> _PROBLEM DESCRIPTION_
Set down all of the entries word for word, omitting the images they contain.

> _DATA RECORDS_
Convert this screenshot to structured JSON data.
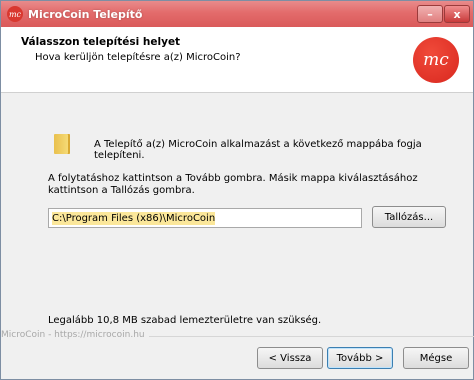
{
  "window": {
    "title": "MicroCoin Telepítő",
    "icon": "microcoin-icon",
    "minimize_glyph": "–",
    "close_glyph": "x"
  },
  "header": {
    "title": "Válasszon telepítési helyet",
    "subtitle": "Hova kerüljön telepítésre a(z) MicroCoin?",
    "logo_text": "mc"
  },
  "content": {
    "info": "A Telepítő a(z) MicroCoin alkalmazást a következő mappába fogja telepíteni.",
    "instruction": "A folytatáshoz kattintson a Tovább gombra. Másik mappa kiválasztásához kattintson a Tallózás gombra.",
    "path_value": "C:\\Program Files (x86)\\MicroCoin",
    "browse_label": "Tallózás...",
    "space_required": "Legalább 10,8 MB szabad lemezterületre van szükség."
  },
  "footer": {
    "brand": "MicroCoin - https://microcoin.hu",
    "back_label": "< Vissza",
    "next_label": "Tovább >",
    "cancel_label": "Mégse"
  },
  "colors": {
    "titlebar": "#e36b6b",
    "logo": "#d9281f",
    "selection": "#fbe79a"
  }
}
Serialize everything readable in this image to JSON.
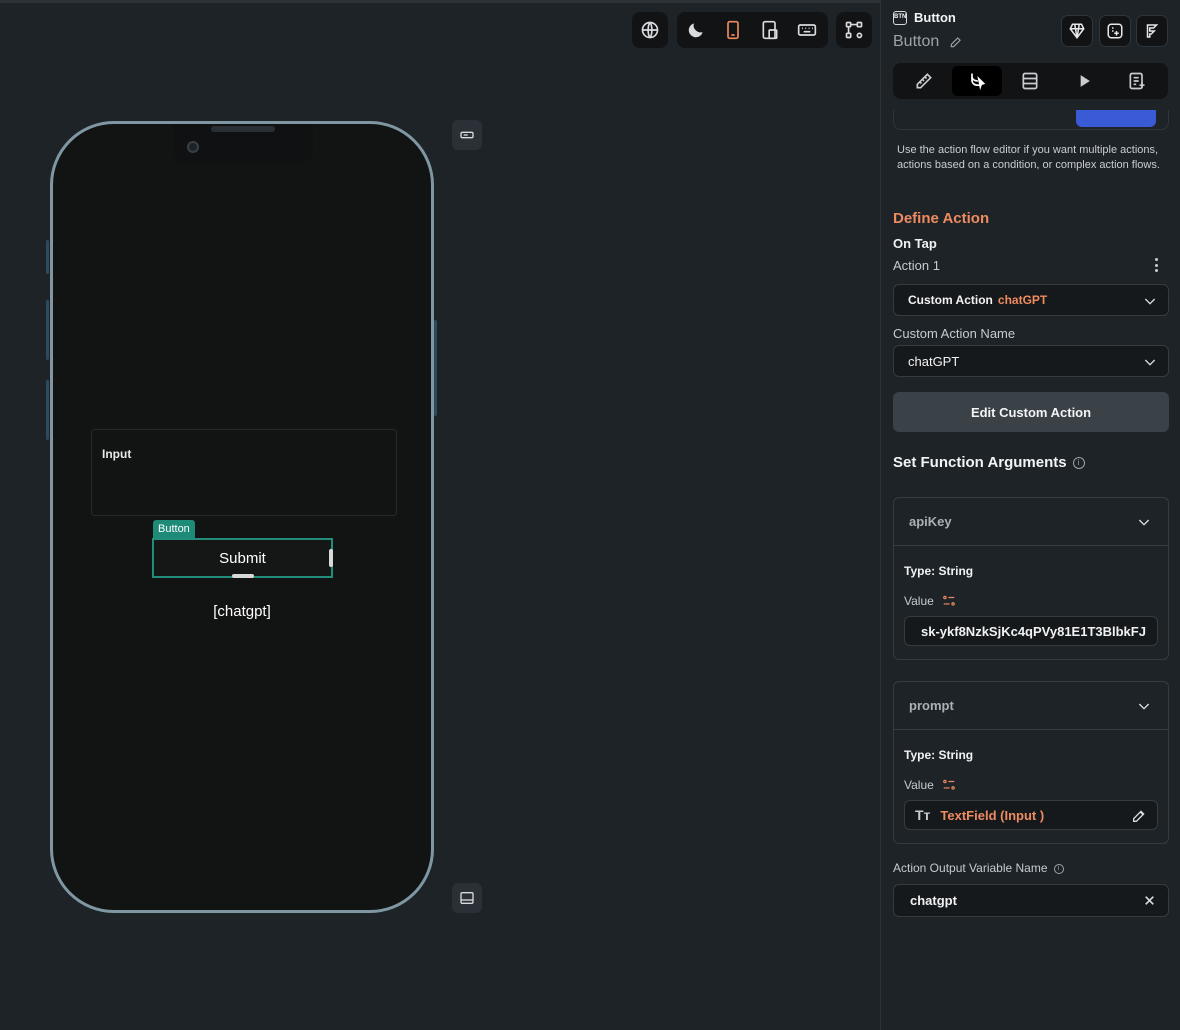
{
  "canvas": {
    "phone": {
      "input_label": "Input",
      "button_tag": "Button",
      "button_text": "Submit",
      "output_text": "[chatgpt]"
    },
    "toolbar": {
      "icons": [
        "globe-icon",
        "moon-icon",
        "phone-icon",
        "tablet-icon",
        "keyboard-icon",
        "tree-icon"
      ],
      "active": "phone-icon",
      "active_color": "#ee8b60"
    }
  },
  "panel": {
    "widget_type": "Button",
    "widget_name": "Button",
    "tabs": [
      "properties-tab",
      "actions-tab",
      "backend-query-tab",
      "preview-tab",
      "docs-tab"
    ],
    "active_tab": "actions-tab",
    "help_text": "Use the action flow editor if you want multiple actions, actions based on a condition, or complex action flows.",
    "define_action_title": "Define Action",
    "trigger": "On Tap",
    "action_label": "Action 1",
    "action_type_label": "Custom Action",
    "action_type_value": "chatGPT",
    "custom_action_name_label": "Custom Action Name",
    "custom_action_name_value": "chatGPT",
    "edit_button": "Edit Custom Action",
    "set_args_title": "Set Function Arguments",
    "args": [
      {
        "name": "apiKey",
        "type": "Type: String",
        "value_label": "Value",
        "value": "sk-ykf8NzkSjKc4qPVy81E1T3BlbkFJ"
      },
      {
        "name": "prompt",
        "type": "Type: String",
        "value_label": "Value",
        "value": "TextField (Input )"
      }
    ],
    "output_label": "Action Output Variable Name",
    "output_value": "chatgpt",
    "accent": "#ee8b60"
  }
}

> _EXERCISE ANSWER_
Convert this screenshot to structured JSON data.
{
  "window": {
    "title": "MicroCoin Telepítő",
    "icon": "microcoin-icon",
    "minimize_glyph": "–",
    "close_glyph": "x"
  },
  "header": {
    "title": "Válasszon telepítési helyet",
    "subtitle": "Hova kerüljön telepítésre a(z) MicroCoin?",
    "logo_text": "mc"
  },
  "content": {
    "info": "A Telepítő a(z) MicroCoin alkalmazást a következő mappába fogja telepíteni.",
    "instruction": "A folytatáshoz kattintson a Tovább gombra. Másik mappa kiválasztásához kattintson a Tallózás gombra.",
    "path_value": "C:\\Program Files (x86)\\MicroCoin",
    "browse_label": "Tallózás...",
    "space_required": "Legalább 10,8 MB szabad lemezterületre van szükség."
  },
  "footer": {
    "brand": "MicroCoin - https://microcoin.hu",
    "back_label": "< Vissza",
    "next_label": "Tovább >",
    "cancel_label": "Mégse"
  },
  "colors": {
    "titlebar": "#e36b6b",
    "logo": "#d9281f",
    "selection": "#fbe79a"
  }
}
Serialize everything readable in this image to JSON.
{
  "canvas": {
    "phone": {
      "input_label": "Input",
      "button_tag": "Button",
      "button_text": "Submit",
      "output_text": "[chatgpt]"
    },
    "toolbar": {
      "icons": [
        "globe-icon",
        "moon-icon",
        "phone-icon",
        "tablet-icon",
        "keyboard-icon",
        "tree-icon"
      ],
      "active": "phone-icon",
      "active_color": "#ee8b60"
    }
  },
  "panel": {
    "widget_type": "Button",
    "widget_name": "Button",
    "tabs": [
      "properties-tab",
      "actions-tab",
      "backend-query-tab",
      "preview-tab",
      "docs-tab"
    ],
    "active_tab": "actions-tab",
    "help_text": "Use the action flow editor if you want multiple actions, actions based on a condition, or complex action flows.",
    "define_action_title": "Define Action",
    "trigger": "On Tap",
    "action_label": "Action 1",
    "action_type_label": "Custom Action",
    "action_type_value": "chatGPT",
    "custom_action_name_label": "Custom Action Name",
    "custom_action_name_value": "chatGPT",
    "edit_button": "Edit Custom Action",
    "set_args_title": "Set Function Arguments",
    "args": [
      {
        "name": "apiKey",
        "type": "Type: String",
        "value_label": "Value",
        "value": "sk-ykf8NzkSjKc4qPVy81E1T3BlbkFJ"
      },
      {
        "name": "prompt",
        "type": "Type: String",
        "value_label": "Value",
        "value": "TextField (Input )"
      }
    ],
    "output_label": "Action Output Variable Name",
    "output_value": "chatgpt",
    "accent": "#ee8b60"
  }
}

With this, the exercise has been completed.